BRIEF: Could you repeat the listing exactly, leaving out the pictures?

MATERIAL PROVIDED:

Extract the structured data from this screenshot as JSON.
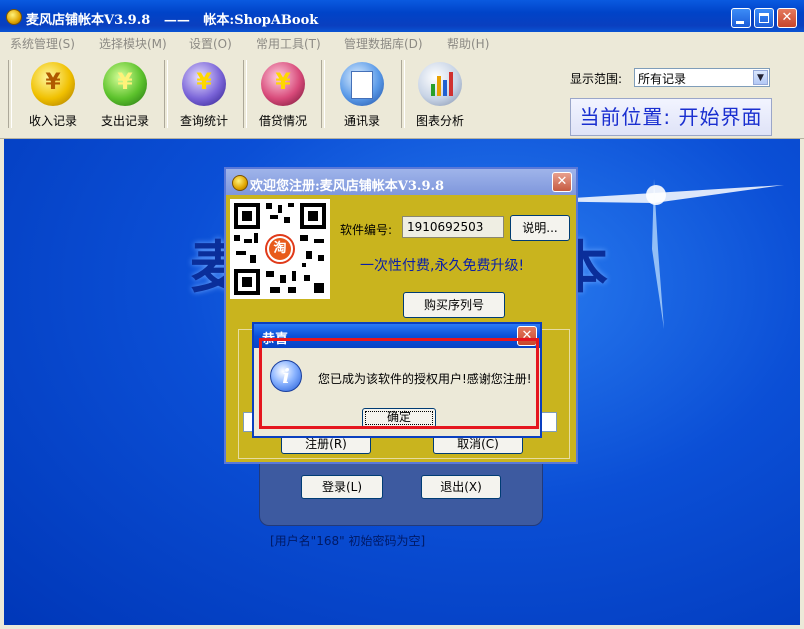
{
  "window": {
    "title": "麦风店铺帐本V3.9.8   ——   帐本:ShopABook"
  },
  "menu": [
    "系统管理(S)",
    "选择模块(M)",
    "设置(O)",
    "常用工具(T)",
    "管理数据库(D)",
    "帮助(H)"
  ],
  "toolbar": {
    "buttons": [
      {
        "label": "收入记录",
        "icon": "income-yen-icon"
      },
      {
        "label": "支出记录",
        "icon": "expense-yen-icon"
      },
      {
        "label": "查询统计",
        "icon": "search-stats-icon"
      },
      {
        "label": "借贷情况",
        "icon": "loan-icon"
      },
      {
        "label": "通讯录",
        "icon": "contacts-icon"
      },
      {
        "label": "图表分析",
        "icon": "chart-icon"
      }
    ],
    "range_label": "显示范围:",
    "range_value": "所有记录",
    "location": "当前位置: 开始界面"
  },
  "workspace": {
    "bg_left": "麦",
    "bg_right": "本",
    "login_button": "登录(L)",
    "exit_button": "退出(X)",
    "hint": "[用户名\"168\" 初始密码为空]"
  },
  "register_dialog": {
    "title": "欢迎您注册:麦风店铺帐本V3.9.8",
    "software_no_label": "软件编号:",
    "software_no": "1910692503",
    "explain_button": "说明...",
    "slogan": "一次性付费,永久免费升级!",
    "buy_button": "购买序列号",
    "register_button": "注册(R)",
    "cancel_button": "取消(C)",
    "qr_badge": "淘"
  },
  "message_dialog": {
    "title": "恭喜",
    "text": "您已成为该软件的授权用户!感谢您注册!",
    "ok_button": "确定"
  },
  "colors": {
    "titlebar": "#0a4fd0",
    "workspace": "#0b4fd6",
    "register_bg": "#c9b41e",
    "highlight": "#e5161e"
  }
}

ANSWER SECTION:
Extract the structured data from this screenshot as JSON.
{
  "window": {
    "title": "麦风店铺帐本V3.9.8   ——   帐本:ShopABook"
  },
  "menu": [
    "系统管理(S)",
    "选择模块(M)",
    "设置(O)",
    "常用工具(T)",
    "管理数据库(D)",
    "帮助(H)"
  ],
  "toolbar": {
    "buttons": [
      {
        "label": "收入记录",
        "icon": "income-yen-icon"
      },
      {
        "label": "支出记录",
        "icon": "expense-yen-icon"
      },
      {
        "label": "查询统计",
        "icon": "search-stats-icon"
      },
      {
        "label": "借贷情况",
        "icon": "loan-icon"
      },
      {
        "label": "通讯录",
        "icon": "contacts-icon"
      },
      {
        "label": "图表分析",
        "icon": "chart-icon"
      }
    ],
    "range_label": "显示范围:",
    "range_value": "所有记录",
    "location": "当前位置: 开始界面"
  },
  "workspace": {
    "bg_left": "麦",
    "bg_right": "本",
    "login_button": "登录(L)",
    "exit_button": "退出(X)",
    "hint": "[用户名\"168\" 初始密码为空]"
  },
  "register_dialog": {
    "title": "欢迎您注册:麦风店铺帐本V3.9.8",
    "software_no_label": "软件编号:",
    "software_no": "1910692503",
    "explain_button": "说明...",
    "slogan": "一次性付费,永久免费升级!",
    "buy_button": "购买序列号",
    "register_button": "注册(R)",
    "cancel_button": "取消(C)",
    "qr_badge": "淘"
  },
  "message_dialog": {
    "title": "恭喜",
    "text": "您已成为该软件的授权用户!感谢您注册!",
    "ok_button": "确定"
  },
  "colors": {
    "titlebar": "#0a4fd0",
    "workspace": "#0b4fd6",
    "register_bg": "#c9b41e",
    "highlight": "#e5161e"
  }
}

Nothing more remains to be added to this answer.